*Exercise instructions*
Only the lines with the string "label" are needed; return each of them from the entries below.

Collected data

------------------------------------------------

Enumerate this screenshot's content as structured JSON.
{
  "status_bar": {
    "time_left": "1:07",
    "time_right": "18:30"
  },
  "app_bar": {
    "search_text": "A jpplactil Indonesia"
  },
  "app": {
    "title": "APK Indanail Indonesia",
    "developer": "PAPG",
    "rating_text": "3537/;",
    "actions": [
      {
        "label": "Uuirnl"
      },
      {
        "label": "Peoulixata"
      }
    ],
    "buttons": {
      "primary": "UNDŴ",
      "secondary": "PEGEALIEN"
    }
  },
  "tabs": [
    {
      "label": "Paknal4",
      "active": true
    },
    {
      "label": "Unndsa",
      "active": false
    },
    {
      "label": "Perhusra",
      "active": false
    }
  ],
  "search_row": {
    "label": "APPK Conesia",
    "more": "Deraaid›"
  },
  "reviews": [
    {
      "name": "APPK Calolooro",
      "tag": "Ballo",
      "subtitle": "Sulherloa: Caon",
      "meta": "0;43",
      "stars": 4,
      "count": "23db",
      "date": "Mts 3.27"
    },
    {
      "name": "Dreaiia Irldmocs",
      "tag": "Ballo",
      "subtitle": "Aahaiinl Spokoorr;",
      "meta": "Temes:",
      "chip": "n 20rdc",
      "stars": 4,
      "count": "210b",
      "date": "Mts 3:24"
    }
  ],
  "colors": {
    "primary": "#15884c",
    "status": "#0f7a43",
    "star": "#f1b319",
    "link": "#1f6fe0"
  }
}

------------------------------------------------

*Your response*
        "label": "Uuirnl"
        "label": "Peoulixata"
      "label": "Paknal4",
      "label": "Unndsa",
      "label": "Perhusra",
    "label": "APPK Conesia",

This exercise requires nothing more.